For Immediate Release

Ramute Zukas, President Lithuanian American Community NY District

New York, January 19 — The Lithuanian American Community, New York District strongly condemns the announced decision of the Archdiocese of New York to close Our Lady of Vilnius Roman Catholic Church.  The announcement was not contained in diocesan press releases regarding a formal Parish Realignment Plan, but has been leaked in news reports.

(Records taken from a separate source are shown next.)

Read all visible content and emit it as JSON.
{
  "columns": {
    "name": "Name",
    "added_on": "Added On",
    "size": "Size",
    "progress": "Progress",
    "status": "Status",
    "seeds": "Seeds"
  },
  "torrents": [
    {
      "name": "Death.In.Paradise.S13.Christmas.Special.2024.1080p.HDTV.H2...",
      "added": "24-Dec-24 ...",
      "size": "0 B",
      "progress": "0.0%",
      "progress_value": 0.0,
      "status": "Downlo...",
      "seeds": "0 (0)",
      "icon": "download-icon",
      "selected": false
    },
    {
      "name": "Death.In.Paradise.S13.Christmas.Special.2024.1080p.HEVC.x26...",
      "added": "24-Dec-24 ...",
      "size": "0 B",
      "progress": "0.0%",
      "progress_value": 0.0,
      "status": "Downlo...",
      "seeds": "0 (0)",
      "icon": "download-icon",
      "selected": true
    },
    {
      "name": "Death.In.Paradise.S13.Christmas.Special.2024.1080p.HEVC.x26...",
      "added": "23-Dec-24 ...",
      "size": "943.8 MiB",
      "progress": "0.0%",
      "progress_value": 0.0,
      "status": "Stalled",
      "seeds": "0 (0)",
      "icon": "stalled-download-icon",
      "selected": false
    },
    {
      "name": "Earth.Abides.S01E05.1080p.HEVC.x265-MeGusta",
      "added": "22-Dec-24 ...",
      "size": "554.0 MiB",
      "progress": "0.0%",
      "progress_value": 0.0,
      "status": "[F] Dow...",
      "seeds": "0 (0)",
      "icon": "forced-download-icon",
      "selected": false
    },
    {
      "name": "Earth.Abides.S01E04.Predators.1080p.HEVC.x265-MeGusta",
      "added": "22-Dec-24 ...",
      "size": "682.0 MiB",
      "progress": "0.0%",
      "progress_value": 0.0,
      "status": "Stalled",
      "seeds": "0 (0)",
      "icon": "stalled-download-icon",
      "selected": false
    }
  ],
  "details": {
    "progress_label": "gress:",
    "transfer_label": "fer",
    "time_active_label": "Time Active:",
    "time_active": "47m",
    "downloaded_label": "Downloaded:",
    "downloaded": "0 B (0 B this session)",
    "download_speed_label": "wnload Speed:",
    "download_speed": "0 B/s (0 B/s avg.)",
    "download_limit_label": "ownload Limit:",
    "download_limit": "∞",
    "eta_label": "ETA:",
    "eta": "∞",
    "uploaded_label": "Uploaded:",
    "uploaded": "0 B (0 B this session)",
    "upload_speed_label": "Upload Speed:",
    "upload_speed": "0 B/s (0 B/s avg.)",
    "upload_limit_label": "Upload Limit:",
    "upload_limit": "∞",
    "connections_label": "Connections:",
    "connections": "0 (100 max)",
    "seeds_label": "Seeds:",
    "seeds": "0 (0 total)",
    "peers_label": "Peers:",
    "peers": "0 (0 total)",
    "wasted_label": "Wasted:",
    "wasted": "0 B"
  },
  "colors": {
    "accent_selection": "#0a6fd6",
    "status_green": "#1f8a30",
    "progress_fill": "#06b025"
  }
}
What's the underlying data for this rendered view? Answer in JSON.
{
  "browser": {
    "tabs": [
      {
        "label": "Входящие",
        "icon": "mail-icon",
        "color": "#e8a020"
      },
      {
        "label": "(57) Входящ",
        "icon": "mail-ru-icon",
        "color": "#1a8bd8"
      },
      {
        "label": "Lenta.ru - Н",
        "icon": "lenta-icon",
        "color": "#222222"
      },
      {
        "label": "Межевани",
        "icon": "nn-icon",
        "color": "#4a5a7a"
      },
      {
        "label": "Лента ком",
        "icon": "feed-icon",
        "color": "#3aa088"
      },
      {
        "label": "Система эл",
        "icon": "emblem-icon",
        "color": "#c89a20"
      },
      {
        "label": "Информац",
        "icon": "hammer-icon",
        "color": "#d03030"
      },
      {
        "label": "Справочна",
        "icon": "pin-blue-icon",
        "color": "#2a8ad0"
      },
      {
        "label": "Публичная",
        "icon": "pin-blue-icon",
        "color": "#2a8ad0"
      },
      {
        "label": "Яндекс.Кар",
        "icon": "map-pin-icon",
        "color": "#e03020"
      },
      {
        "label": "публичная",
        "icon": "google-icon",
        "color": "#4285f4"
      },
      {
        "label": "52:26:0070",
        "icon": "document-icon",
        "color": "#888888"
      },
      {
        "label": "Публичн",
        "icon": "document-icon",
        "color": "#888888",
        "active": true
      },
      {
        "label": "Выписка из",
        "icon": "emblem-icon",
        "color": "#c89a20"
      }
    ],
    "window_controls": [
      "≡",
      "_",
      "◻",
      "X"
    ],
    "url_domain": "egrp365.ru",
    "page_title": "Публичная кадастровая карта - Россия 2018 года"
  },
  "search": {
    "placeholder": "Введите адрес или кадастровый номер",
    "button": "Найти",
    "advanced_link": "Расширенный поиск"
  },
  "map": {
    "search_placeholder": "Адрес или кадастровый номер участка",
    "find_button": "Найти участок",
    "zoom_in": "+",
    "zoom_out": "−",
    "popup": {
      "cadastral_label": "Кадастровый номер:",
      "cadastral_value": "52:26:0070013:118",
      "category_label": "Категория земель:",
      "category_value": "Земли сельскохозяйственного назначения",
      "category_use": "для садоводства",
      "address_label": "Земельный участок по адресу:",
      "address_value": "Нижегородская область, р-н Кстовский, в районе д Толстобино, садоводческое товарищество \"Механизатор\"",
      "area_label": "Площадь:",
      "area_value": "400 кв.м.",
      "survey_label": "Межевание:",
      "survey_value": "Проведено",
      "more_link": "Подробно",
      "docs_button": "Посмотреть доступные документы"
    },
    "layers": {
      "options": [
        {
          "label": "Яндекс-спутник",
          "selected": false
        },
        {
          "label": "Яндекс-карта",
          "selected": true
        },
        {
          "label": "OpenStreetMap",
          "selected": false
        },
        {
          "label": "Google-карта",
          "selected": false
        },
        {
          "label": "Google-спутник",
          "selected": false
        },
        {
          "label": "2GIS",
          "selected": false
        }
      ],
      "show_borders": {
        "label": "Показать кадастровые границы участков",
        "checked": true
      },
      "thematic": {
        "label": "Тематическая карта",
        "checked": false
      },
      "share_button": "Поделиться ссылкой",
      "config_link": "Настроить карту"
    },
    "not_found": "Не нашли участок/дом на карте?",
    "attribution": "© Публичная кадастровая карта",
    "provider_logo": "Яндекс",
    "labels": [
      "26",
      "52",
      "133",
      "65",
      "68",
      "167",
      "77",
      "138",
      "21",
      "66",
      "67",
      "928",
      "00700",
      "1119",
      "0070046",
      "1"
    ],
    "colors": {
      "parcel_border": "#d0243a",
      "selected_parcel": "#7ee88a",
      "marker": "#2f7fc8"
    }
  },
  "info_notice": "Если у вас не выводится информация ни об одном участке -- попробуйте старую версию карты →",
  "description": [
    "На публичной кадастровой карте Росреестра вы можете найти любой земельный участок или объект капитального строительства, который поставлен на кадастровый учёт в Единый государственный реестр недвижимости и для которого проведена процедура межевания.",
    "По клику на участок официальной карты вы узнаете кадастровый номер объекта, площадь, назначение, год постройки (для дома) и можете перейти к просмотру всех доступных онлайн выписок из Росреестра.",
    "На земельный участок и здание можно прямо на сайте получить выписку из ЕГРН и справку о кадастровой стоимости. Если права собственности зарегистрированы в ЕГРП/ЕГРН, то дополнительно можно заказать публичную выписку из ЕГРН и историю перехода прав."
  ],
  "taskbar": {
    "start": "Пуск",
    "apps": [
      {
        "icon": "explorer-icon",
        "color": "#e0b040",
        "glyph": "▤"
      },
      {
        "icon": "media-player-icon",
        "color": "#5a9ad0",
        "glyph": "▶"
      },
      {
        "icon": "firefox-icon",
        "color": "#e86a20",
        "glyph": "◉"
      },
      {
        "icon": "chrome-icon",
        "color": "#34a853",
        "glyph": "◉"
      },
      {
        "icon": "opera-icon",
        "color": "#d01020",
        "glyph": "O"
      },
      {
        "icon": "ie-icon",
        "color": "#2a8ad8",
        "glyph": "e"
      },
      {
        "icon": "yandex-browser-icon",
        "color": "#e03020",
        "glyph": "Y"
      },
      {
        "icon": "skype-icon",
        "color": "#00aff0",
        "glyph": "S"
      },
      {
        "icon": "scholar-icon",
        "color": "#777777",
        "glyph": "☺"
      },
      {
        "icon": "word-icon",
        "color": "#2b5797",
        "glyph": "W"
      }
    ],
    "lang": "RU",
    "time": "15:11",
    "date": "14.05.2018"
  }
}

“For many months, the parish community has attempted in vain to confirm rumors regarding the closing of this historic, diverse and vibrant parish,” Ramute Zukas, President of the Lithuanian American Community, New York District, said.  “Our parish administrator, Father Eugene Savicki, trustees and other parishioners have been stonewalled by the archdiocese at every turn as they have sought any authoritative information regarding this secretive process.  We are committed to challenging this shadowy decision, out of respect for both the current members of this faith community and the generations that built this beautiful church and sustained it over the course of the past 102 years.”

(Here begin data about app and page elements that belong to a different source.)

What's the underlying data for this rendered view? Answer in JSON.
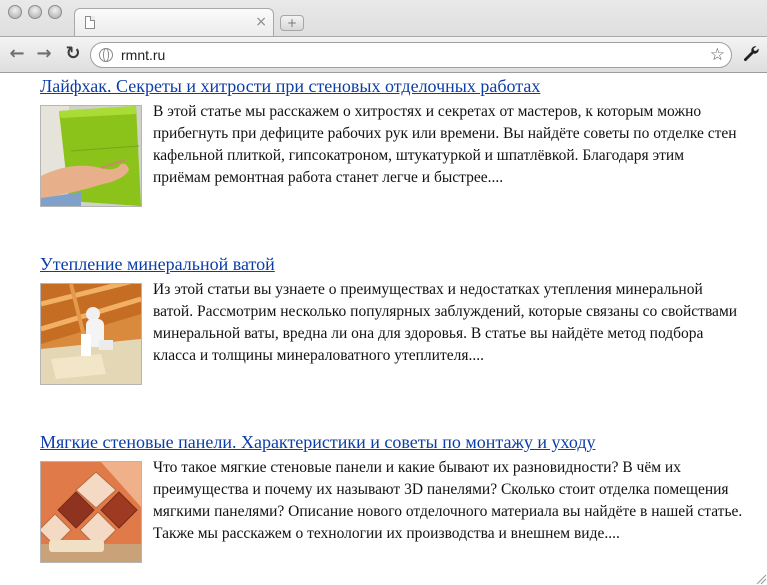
{
  "browser": {
    "url": "rmnt.ru",
    "tab_close_glyph": "×",
    "new_tab_glyph": "+",
    "back_glyph": "←",
    "forward_glyph": "→",
    "reload_glyph": "↻",
    "star_glyph": "☆",
    "wrench_glyph": "🔧"
  },
  "articles": [
    {
      "title": "Лайфхак. Секреты и хитрости при стеновых отделочных работах",
      "excerpt": "В этой статье мы расскажем о хитростях и секретах от мастеров, к которым можно прибегнуть при дефиците рабочих рук или времени. Вы найдёте советы по отделке стен кафельной плиткой, гипсокатроном, штукатуркой и шпатлёвкой. Благодаря этим приёмам ремонтная работа станет легче и быстрее....",
      "thumb_icon": "green-tile-photo"
    },
    {
      "title": "Утепление минеральной ватой",
      "excerpt": "Из этой статьи вы узнаете о преимуществах и недостатках утепления минеральной ватой. Рассмотрим несколько популярных заблуждений, которые связаны со свойствами минеральной ваты, вредна ли она для здоровья. В статье вы найдёте метод подбора класса и толщины минераловатного утеплителя....",
      "thumb_icon": "attic-insulation-photo"
    },
    {
      "title": "Мягкие стеновые панели. Характеристики и советы по монтажу и уходу",
      "excerpt": "Что такое мягкие стеновые панели и какие бывают их разновидности? В чём их преимущества и почему их называют 3D панелями? Сколько стоит отделка помещения мягкими панелями? Описание нового отделочного материала вы найдёте в нашей статье. Также мы расскажем о технологии их производства и внешнем виде....",
      "thumb_icon": "soft-wall-panels-photo"
    }
  ],
  "colors": {
    "link": "#0b3da8",
    "text": "#111111"
  }
}
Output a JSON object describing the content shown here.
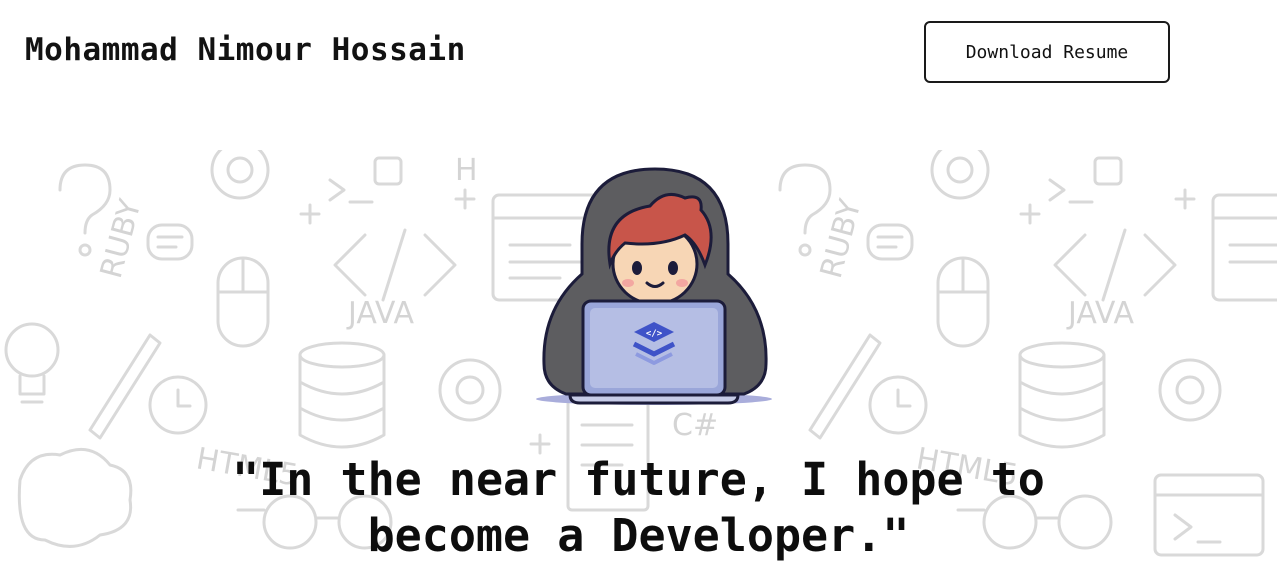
{
  "header": {
    "title": "Mohammad Nimour Hossain",
    "resume_button_label": "Download Resume"
  },
  "hero": {
    "background_labels": [
      "JAVA",
      "RUBY",
      "HTML5",
      "C#",
      "JAVA",
      "RUBY",
      "HTML5",
      "H"
    ],
    "laptop_code_glyph": "</>",
    "quote_line_1": "\"In the near future, I hope to",
    "quote_line_2": "become a Developer.\""
  },
  "colors": {
    "doodle": "#d9d9d9",
    "hood": "#5b5b5b",
    "hair": "#c8554a",
    "laptop": "#9aa6d9",
    "logo": "#3f53c8"
  }
}
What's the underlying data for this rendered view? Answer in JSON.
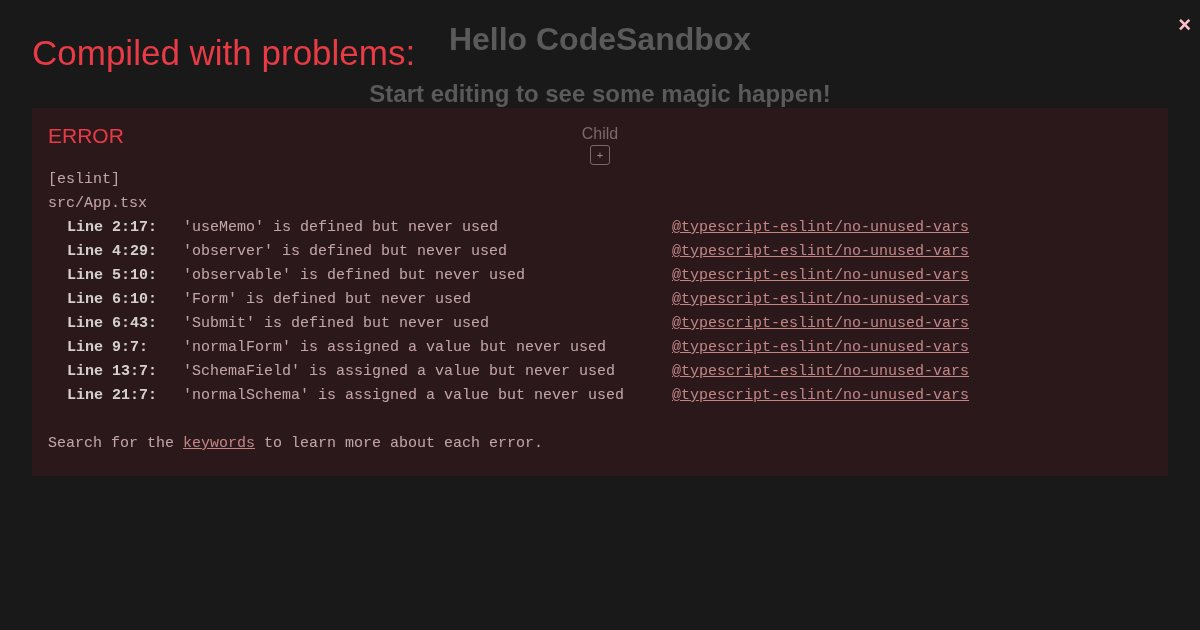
{
  "page": {
    "heading": "Hello CodeSandbox",
    "subheading": "Start editing to see some magic happen!",
    "child_label": "Child",
    "add_button": "+"
  },
  "overlay": {
    "title": "Compiled with problems:",
    "close": "×",
    "error": {
      "label": "ERROR",
      "source": "[eslint]",
      "file": "src/App.tsx",
      "problems": [
        {
          "location": "Line 2:17:",
          "message": "'useMemo' is defined but never used",
          "rule": "@typescript-eslint/no-unused-vars"
        },
        {
          "location": "Line 4:29:",
          "message": "'observer' is defined but never used",
          "rule": "@typescript-eslint/no-unused-vars"
        },
        {
          "location": "Line 5:10:",
          "message": "'observable' is defined but never used",
          "rule": "@typescript-eslint/no-unused-vars"
        },
        {
          "location": "Line 6:10:",
          "message": "'Form' is defined but never used",
          "rule": "@typescript-eslint/no-unused-vars"
        },
        {
          "location": "Line 6:43:",
          "message": "'Submit' is defined but never used",
          "rule": "@typescript-eslint/no-unused-vars"
        },
        {
          "location": "Line 9:7:",
          "message": "'normalForm' is assigned a value but never used",
          "rule": "@typescript-eslint/no-unused-vars"
        },
        {
          "location": "Line 13:7:",
          "message": "'SchemaField' is assigned a value but never used",
          "rule": "@typescript-eslint/no-unused-vars"
        },
        {
          "location": "Line 21:7:",
          "message": "'normalSchema' is assigned a value but never used",
          "rule": "@typescript-eslint/no-unused-vars"
        }
      ],
      "hint": {
        "before": "Search for the ",
        "link": "keywords",
        "after": " to learn more about each error."
      }
    }
  }
}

Public outcry in response to the rumors has been expressed in thousands of signatures on an online petition ( OLV2006) and in letters and calls to the Archdiocese, which have not met with any definitive statements re-garding reasons, timeline or any other specifics.

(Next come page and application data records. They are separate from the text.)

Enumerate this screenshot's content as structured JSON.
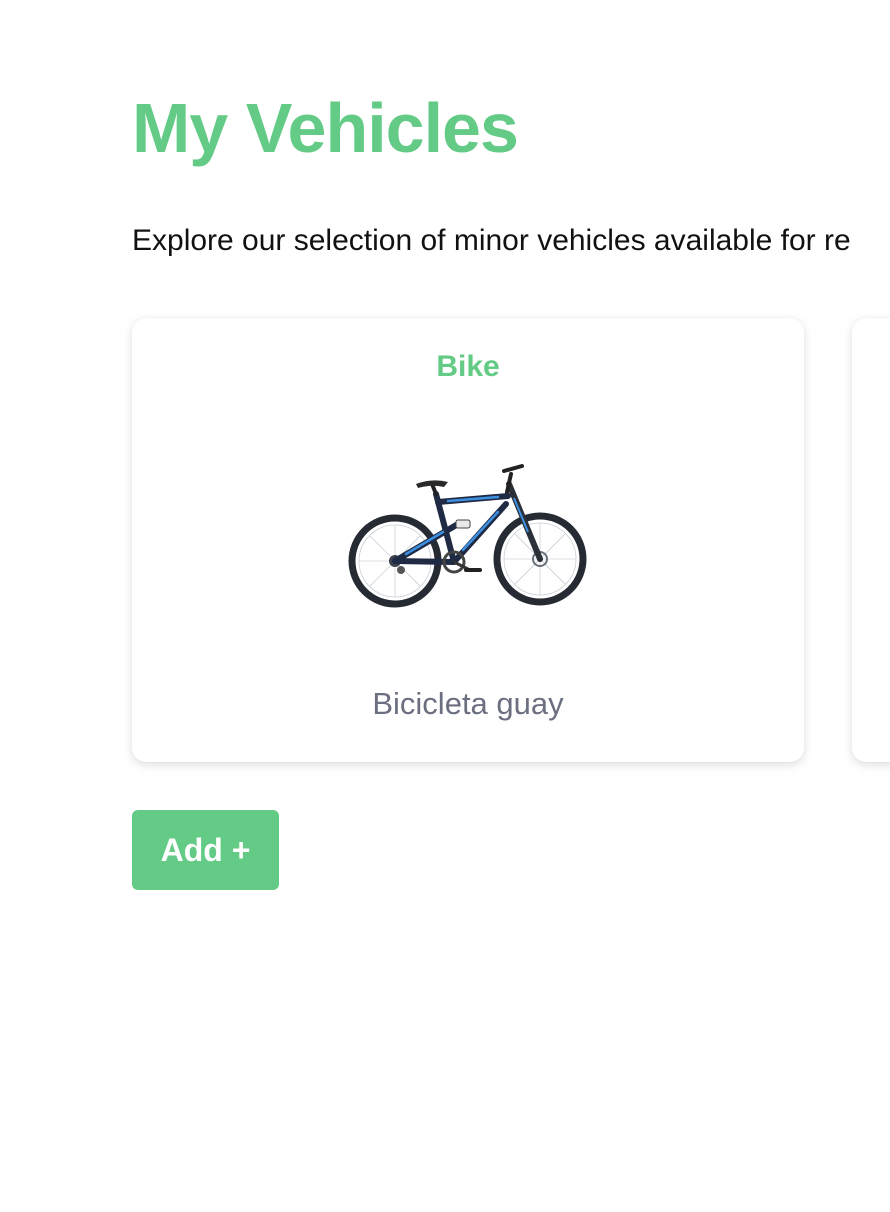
{
  "header": {
    "title": "My Vehicles",
    "intro": "Explore our selection of minor vehicles available for re"
  },
  "vehicles": [
    {
      "name": "Bike",
      "description": "Bicicleta guay",
      "image_icon": "mountain-bike-image"
    }
  ],
  "actions": {
    "add_label": "Add +"
  },
  "colors": {
    "accent": "#63cb86",
    "description_text": "#6b6f80",
    "body_text": "#111111",
    "bike_frame": "#1f2a44",
    "bike_accent": "#3d8fe0"
  }
}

Our Lady of Vilnius Roman Catholic Parish was founded in 1905 to serve the spiritual needs of immigrant Lithuanian Catholics.  Located on Broome Street at the entrance to the Holland Tunnel, it is the only Lithuanian parish in Manhattan. 

The church is a vibrant parish serving not only Lithuanians but a colorful and diverse group of parishioners from the lower downtown area. For over two years Mass has been held in the parish hall while awaiting insurance payments to repair minor damage to the church roof.  Such claims by individual parishes must be paid through the Archdiocese. 

“This jewel of a church represents the heart of the Lithuanian Community in Manhattan,” Zukas said.  “Crowds celebrating the Lady of Vilnius Feast Day and traditional Christmas Eve still come to this sacred Lithuanian Shrine even though they mostly have to crowd into the cramped basement and pour out onto the sidewalk.”